** Opening TASK MATERIAL block **
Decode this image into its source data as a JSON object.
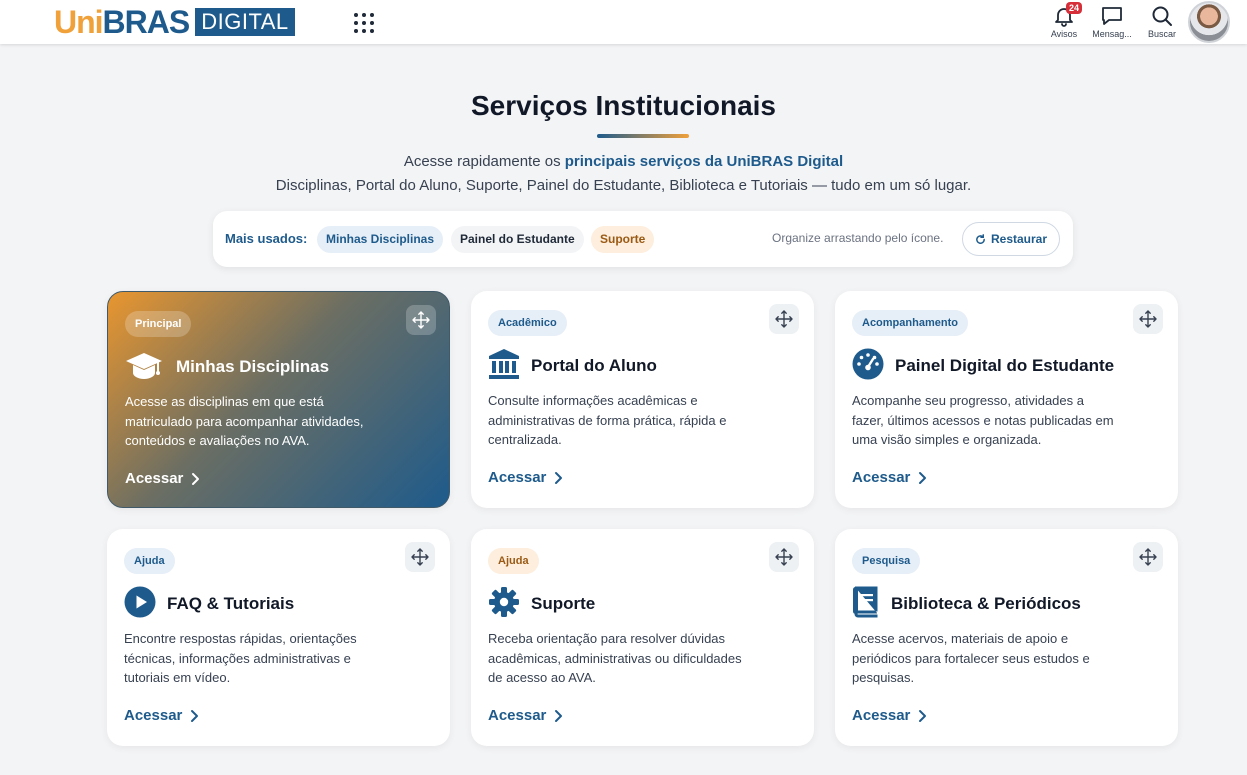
{
  "header": {
    "logo": {
      "uni": "Uni",
      "bras": "BRAS",
      "digital": "DIGITAL"
    },
    "apps_icon": "grid-dots-icon",
    "tools": {
      "avisos": {
        "label": "Avisos",
        "count": "24",
        "icon": "bell-icon"
      },
      "mensagens": {
        "label": "Mensag...",
        "icon": "chat-icon"
      },
      "buscar": {
        "label": "Buscar",
        "icon": "search-icon"
      }
    }
  },
  "page": {
    "title": "Serviços Institucionais",
    "intro_prefix": "Acesse rapidamente os ",
    "intro_highlight": "principais serviços da UniBRAS Digital",
    "intro_line2": "Disciplinas, Portal do Aluno, Suporte, Painel do Estudante, Biblioteca e Tutoriais — tudo em um só lugar."
  },
  "mais_usados": {
    "label": "Mais usados:",
    "chips": [
      "Minhas Disciplinas",
      "Painel do Estudante",
      "Suporte"
    ],
    "organize_hint": "Organize arrastando pelo ícone.",
    "restore_label": "Restaurar"
  },
  "cards": [
    {
      "tag": "Principal",
      "title": "Minhas Disciplinas",
      "icon": "graduation-cap-icon",
      "description": "Acesse as disciplinas em que está matriculado para acompanhar atividades, conteúdos e avaliações no AVA.",
      "cta": "Acessar"
    },
    {
      "tag": "Acadêmico",
      "title": "Portal do Aluno",
      "icon": "institution-icon",
      "description": "Consulte informações acadêmicas e administrativas de forma prática, rápida e centralizada.",
      "cta": "Acessar"
    },
    {
      "tag": "Acompanhamento",
      "title": "Painel Digital do Estudante",
      "icon": "gauge-icon",
      "description": "Acompanhe seu progresso, atividades a fazer, últimos acessos e notas publicadas em uma visão simples e organizada.",
      "cta": "Acessar"
    },
    {
      "tag": "Ajuda",
      "title": "FAQ & Tutoriais",
      "icon": "play-circle-icon",
      "description": "Encontre respostas rápidas, orientações técnicas, informações administrativas e tutoriais em vídeo.",
      "cta": "Acessar"
    },
    {
      "tag": "Ajuda",
      "title": "Suporte",
      "icon": "gear-icon",
      "description": "Receba orientação para resolver dúvidas acadêmicas, administrativas ou dificuldades de acesso ao AVA.",
      "cta": "Acessar"
    },
    {
      "tag": "Pesquisa",
      "title": "Biblioteca & Periódicos",
      "icon": "book-icon",
      "description": "Acesse acervos, materiais de apoio e periódicos para fortalecer seus estudos e pesquisas.",
      "cta": "Acessar"
    }
  ],
  "colors": {
    "brand_blue": "#1e5b8c",
    "brand_orange": "#f0a13a",
    "badge_red": "#d62f3a"
  }
}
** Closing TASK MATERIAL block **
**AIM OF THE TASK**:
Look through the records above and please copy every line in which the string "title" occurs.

**SOLVED EXERCISE**:
    "title": "Serviços Institucionais",
      "title": "Minhas Disciplinas",
      "title": "Portal do Aluno",
      "title": "Painel Digital do Estudante",
      "title": "FAQ & Tutoriais",
      "title": "Suporte",
      "title": "Biblioteca & Periódicos",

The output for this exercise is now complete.